> GIVEN RECORDS:
++++

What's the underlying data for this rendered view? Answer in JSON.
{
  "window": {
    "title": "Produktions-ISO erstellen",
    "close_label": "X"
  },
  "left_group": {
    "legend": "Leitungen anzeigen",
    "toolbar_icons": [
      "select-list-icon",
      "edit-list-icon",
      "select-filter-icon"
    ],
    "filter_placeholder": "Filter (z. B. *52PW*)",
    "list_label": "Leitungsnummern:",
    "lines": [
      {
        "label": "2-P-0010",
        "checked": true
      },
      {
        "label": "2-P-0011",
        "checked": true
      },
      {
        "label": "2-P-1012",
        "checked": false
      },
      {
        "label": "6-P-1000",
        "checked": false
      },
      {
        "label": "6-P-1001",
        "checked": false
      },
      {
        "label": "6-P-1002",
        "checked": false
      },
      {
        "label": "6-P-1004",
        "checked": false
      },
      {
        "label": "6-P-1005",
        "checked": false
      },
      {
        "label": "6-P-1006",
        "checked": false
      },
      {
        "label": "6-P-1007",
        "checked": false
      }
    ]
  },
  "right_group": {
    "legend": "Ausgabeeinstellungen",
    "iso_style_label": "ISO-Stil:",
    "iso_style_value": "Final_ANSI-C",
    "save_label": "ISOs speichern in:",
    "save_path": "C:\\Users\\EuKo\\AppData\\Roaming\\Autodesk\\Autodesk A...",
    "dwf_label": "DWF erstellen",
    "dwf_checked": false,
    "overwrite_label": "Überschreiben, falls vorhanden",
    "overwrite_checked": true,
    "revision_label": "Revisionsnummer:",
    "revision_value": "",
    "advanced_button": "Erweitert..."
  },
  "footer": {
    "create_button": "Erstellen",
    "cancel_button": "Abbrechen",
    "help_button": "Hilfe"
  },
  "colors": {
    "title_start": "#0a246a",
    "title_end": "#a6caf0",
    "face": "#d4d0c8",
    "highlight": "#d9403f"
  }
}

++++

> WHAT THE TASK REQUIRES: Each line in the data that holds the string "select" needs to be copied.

> TASK OUTPUT:
      "select-list-icon",
      "select-filter-icon"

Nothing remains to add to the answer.